* _WHAT THIS TASK INVOLVES_
Give back the full listing that follows exactly as it reads.

»»

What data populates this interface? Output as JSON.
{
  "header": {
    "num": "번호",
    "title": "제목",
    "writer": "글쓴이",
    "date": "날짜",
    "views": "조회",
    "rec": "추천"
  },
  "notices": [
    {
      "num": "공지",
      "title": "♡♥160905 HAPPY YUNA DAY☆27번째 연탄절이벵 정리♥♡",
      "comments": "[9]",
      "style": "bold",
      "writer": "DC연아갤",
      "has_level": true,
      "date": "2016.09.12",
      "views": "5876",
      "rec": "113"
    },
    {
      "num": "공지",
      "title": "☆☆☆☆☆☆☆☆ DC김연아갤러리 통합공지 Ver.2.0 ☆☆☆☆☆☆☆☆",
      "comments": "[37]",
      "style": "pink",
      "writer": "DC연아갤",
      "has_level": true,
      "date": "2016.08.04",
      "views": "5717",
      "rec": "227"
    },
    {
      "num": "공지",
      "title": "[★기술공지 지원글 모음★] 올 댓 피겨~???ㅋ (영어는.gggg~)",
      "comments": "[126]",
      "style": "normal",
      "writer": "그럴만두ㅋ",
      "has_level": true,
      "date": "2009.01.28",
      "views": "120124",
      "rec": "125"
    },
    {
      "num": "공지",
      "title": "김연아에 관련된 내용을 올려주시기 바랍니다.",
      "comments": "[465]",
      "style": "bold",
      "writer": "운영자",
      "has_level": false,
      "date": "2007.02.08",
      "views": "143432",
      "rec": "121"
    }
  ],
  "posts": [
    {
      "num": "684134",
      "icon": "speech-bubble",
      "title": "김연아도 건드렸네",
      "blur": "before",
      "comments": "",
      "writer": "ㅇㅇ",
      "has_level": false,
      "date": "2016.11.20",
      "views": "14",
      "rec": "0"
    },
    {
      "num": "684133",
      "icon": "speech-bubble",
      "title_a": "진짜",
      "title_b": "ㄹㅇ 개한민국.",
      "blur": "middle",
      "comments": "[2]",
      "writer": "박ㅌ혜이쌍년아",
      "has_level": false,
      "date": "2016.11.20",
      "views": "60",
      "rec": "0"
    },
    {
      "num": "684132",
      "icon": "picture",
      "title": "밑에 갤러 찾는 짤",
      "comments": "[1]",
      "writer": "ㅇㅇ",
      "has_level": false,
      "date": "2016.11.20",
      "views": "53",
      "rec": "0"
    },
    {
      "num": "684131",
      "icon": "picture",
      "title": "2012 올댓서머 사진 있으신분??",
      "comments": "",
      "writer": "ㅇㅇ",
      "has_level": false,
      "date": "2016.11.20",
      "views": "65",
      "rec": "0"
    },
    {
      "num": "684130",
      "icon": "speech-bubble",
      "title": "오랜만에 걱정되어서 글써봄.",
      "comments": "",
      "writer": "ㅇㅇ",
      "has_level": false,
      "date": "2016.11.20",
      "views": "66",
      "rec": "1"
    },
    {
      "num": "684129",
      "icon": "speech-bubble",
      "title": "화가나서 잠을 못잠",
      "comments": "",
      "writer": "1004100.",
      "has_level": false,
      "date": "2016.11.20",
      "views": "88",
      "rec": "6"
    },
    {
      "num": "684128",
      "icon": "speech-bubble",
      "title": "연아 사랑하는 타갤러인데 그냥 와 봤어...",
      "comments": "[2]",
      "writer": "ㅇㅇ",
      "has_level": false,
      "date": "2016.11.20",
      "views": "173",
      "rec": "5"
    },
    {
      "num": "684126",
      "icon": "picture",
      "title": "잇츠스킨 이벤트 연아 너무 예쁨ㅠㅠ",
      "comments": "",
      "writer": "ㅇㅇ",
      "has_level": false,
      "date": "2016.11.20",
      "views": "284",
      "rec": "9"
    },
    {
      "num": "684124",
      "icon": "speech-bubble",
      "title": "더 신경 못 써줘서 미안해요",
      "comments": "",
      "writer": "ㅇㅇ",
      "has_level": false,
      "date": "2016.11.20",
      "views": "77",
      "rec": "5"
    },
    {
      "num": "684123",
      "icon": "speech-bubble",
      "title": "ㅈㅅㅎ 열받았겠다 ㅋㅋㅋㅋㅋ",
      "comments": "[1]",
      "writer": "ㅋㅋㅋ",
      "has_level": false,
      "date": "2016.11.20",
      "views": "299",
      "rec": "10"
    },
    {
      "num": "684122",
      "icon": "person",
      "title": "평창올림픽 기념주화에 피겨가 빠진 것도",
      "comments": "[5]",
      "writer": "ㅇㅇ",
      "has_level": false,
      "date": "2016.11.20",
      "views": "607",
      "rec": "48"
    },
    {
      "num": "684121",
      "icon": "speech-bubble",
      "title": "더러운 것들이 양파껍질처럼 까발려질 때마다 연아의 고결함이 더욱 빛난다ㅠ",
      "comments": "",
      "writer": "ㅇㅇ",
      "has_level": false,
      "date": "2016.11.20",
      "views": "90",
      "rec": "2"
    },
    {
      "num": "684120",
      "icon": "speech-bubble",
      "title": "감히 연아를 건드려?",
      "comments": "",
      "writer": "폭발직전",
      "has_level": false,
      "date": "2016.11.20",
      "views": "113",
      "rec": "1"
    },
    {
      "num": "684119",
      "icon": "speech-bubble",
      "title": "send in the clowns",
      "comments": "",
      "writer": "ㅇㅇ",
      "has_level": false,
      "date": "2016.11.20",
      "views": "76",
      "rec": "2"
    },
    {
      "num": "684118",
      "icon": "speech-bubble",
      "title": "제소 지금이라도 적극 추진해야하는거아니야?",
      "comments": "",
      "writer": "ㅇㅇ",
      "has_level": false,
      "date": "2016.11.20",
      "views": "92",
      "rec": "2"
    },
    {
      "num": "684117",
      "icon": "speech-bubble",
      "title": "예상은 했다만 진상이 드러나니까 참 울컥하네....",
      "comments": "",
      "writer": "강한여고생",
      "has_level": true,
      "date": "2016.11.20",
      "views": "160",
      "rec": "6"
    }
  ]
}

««

* _OUTPUT BELOW_
What data populates this interface? Output as JSON.
{
  "header": {
    "num": "번호",
    "title": "제목",
    "writer": "글쓴이",
    "date": "날짜",
    "views": "조회",
    "rec": "추천"
  },
  "notices": [
    {
      "num": "공지",
      "title": "♡♥160905 HAPPY YUNA DAY☆27번째 연탄절이벵 정리♥♡",
      "comments": "[9]",
      "style": "bold",
      "writer": "DC연아갤",
      "has_level": true,
      "date": "2016.09.12",
      "views": "5876",
      "rec": "113"
    },
    {
      "num": "공지",
      "title": "☆☆☆☆☆☆☆☆ DC김연아갤러리 통합공지 Ver.2.0 ☆☆☆☆☆☆☆☆",
      "comments": "[37]",
      "style": "pink",
      "writer": "DC연아갤",
      "has_level": true,
      "date": "2016.08.04",
      "views": "5717",
      "rec": "227"
    },
    {
      "num": "공지",
      "title": "[★기술공지 지원글 모음★] 올 댓 피겨~???ㅋ (영어는.gggg~)",
      "comments": "[126]",
      "style": "normal",
      "writer": "그럴만두ㅋ",
      "has_level": true,
      "date": "2009.01.28",
      "views": "120124",
      "rec": "125"
    },
    {
      "num": "공지",
      "title": "김연아에 관련된 내용을 올려주시기 바랍니다.",
      "comments": "[465]",
      "style": "bold",
      "writer": "운영자",
      "has_level": false,
      "date": "2007.02.08",
      "views": "143432",
      "rec": "121"
    }
  ],
  "posts": [
    {
      "num": "684134",
      "icon": "speech-bubble",
      "title": "김연아도 건드렸네",
      "blur": "before",
      "comments": "",
      "writer": "ㅇㅇ",
      "has_level": false,
      "date": "2016.11.20",
      "views": "14",
      "rec": "0"
    },
    {
      "num": "684133",
      "icon": "speech-bubble",
      "title_a": "진짜",
      "title_b": "ㄹㅇ 개한민국.",
      "blur": "middle",
      "comments": "[2]",
      "writer": "박ㅌ혜이쌍년아",
      "has_level": false,
      "date": "2016.11.20",
      "views": "60",
      "rec": "0"
    },
    {
      "num": "684132",
      "icon": "picture",
      "title": "밑에 갤러 찾는 짤",
      "comments": "[1]",
      "writer": "ㅇㅇ",
      "has_level": false,
      "date": "2016.11.20",
      "views": "53",
      "rec": "0"
    },
    {
      "num": "684131",
      "icon": "picture",
      "title": "2012 올댓서머 사진 있으신분??",
      "comments": "",
      "writer": "ㅇㅇ",
      "has_level": false,
      "date": "2016.11.20",
      "views": "65",
      "rec": "0"
    },
    {
      "num": "684130",
      "icon": "speech-bubble",
      "title": "오랜만에 걱정되어서 글써봄.",
      "comments": "",
      "writer": "ㅇㅇ",
      "has_level": false,
      "date": "2016.11.20",
      "views": "66",
      "rec": "1"
    },
    {
      "num": "684129",
      "icon": "speech-bubble",
      "title": "화가나서 잠을 못잠",
      "comments": "",
      "writer": "1004100.",
      "has_level": false,
      "date": "2016.11.20",
      "views": "88",
      "rec": "6"
    },
    {
      "num": "684128",
      "icon": "speech-bubble",
      "title": "연아 사랑하는 타갤러인데 그냥 와 봤어...",
      "comments": "[2]",
      "writer": "ㅇㅇ",
      "has_level": false,
      "date": "2016.11.20",
      "views": "173",
      "rec": "5"
    },
    {
      "num": "684126",
      "icon": "picture",
      "title": "잇츠스킨 이벤트 연아 너무 예쁨ㅠㅠ",
      "comments": "",
      "writer": "ㅇㅇ",
      "has_level": false,
      "date": "2016.11.20",
      "views": "284",
      "rec": "9"
    },
    {
      "num": "684124",
      "icon": "speech-bubble",
      "title": "더 신경 못 써줘서 미안해요",
      "comments": "",
      "writer": "ㅇㅇ",
      "has_level": false,
      "date": "2016.11.20",
      "views": "77",
      "rec": "5"
    },
    {
      "num": "684123",
      "icon": "speech-bubble",
      "title": "ㅈㅅㅎ 열받았겠다 ㅋㅋㅋㅋㅋ",
      "comments": "[1]",
      "writer": "ㅋㅋㅋ",
      "has_level": false,
      "date": "2016.11.20",
      "views": "299",
      "rec": "10"
    },
    {
      "num": "684122",
      "icon": "person",
      "title": "평창올림픽 기념주화에 피겨가 빠진 것도",
      "comments": "[5]",
      "writer": "ㅇㅇ",
      "has_level": false,
      "date": "2016.11.20",
      "views": "607",
      "rec": "48"
    },
    {
      "num": "684121",
      "icon": "speech-bubble",
      "title": "더러운 것들이 양파껍질처럼 까발려질 때마다 연아의 고결함이 더욱 빛난다ㅠ",
      "comments": "",
      "writer": "ㅇㅇ",
      "has_level": false,
      "date": "2016.11.20",
      "views": "90",
      "rec": "2"
    },
    {
      "num": "684120",
      "icon": "speech-bubble",
      "title": "감히 연아를 건드려?",
      "comments": "",
      "writer": "폭발직전",
      "has_level": false,
      "date": "2016.11.20",
      "views": "113",
      "rec": "1"
    },
    {
      "num": "684119",
      "icon": "speech-bubble",
      "title": "send in the clowns",
      "comments": "",
      "writer": "ㅇㅇ",
      "has_level": false,
      "date": "2016.11.20",
      "views": "76",
      "rec": "2"
    },
    {
      "num": "684118",
      "icon": "speech-bubble",
      "title": "제소 지금이라도 적극 추진해야하는거아니야?",
      "comments": "",
      "writer": "ㅇㅇ",
      "has_level": false,
      "date": "2016.11.20",
      "views": "92",
      "rec": "2"
    },
    {
      "num": "684117",
      "icon": "speech-bubble",
      "title": "예상은 했다만 진상이 드러나니까 참 울컥하네....",
      "comments": "",
      "writer": "강한여고생",
      "has_level": true,
      "date": "2016.11.20",
      "views": "160",
      "rec": "6"
    }
  ]
}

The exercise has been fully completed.